__TASK ITEM__:
Find every line in the records below that contains the word "elemento", and copy each such line.

===============

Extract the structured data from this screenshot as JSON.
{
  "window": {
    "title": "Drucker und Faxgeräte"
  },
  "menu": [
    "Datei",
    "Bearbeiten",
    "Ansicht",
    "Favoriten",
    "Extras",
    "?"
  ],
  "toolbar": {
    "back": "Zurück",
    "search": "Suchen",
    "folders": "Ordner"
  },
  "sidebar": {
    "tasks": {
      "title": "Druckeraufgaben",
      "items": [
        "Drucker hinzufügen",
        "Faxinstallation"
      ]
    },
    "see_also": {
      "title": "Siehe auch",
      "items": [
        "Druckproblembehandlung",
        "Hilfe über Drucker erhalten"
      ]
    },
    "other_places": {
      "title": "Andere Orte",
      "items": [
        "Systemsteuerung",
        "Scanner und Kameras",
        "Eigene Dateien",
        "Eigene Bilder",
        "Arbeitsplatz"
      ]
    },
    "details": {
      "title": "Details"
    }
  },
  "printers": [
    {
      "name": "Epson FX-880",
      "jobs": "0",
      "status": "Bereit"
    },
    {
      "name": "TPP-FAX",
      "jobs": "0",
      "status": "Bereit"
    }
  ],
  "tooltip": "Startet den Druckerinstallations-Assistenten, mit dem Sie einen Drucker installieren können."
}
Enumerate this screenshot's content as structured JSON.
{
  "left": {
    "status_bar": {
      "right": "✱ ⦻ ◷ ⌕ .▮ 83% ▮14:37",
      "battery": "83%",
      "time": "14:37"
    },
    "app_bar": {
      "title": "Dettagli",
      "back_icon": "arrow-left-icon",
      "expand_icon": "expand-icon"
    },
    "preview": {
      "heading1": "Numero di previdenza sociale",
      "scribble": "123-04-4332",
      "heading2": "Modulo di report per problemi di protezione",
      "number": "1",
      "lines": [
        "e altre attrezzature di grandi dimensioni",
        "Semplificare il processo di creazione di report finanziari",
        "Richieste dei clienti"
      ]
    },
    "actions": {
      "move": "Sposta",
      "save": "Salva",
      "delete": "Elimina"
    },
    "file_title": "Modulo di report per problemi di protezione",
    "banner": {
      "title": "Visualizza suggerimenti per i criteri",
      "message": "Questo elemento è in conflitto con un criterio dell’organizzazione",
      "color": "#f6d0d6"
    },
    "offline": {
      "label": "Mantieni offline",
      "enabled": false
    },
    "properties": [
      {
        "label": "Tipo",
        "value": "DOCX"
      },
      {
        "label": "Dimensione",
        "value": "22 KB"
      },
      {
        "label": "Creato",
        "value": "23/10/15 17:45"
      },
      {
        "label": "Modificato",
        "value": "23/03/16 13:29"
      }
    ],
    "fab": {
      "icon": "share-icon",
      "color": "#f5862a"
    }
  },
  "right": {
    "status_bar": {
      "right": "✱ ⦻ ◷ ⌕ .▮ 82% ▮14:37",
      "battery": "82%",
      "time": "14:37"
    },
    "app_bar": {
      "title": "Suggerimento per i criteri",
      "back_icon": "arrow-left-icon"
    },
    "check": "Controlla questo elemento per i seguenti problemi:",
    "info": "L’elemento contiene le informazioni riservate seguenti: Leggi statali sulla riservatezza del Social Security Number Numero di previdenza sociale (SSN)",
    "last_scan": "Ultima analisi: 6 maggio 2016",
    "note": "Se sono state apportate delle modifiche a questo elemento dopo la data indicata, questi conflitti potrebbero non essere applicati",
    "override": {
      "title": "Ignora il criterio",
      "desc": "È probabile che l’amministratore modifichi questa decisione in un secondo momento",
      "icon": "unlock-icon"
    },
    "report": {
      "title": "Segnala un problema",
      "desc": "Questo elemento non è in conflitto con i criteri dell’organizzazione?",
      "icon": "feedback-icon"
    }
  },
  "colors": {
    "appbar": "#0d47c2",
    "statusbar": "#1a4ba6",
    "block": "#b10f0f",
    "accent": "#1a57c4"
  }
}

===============

__ANSWER BOX__:
      "message": "Questo elemento è in conflitto con un criterio dell’organizzazione",
    "check": "Controlla questo elemento per i seguenti problemi:",
    "info": "L’elemento contiene le informazioni riservate seguenti: Leggi statali sulla riservatezza del Social Security Number Numero di previdenza sociale (SSN)",
    "note": "Se sono state apportate delle modifiche a questo elemento dopo la data indicata, questi conflitti potrebbero non essere applicati",
      "desc": "Questo elemento non è in conflitto con i criteri dell’organizzazione?",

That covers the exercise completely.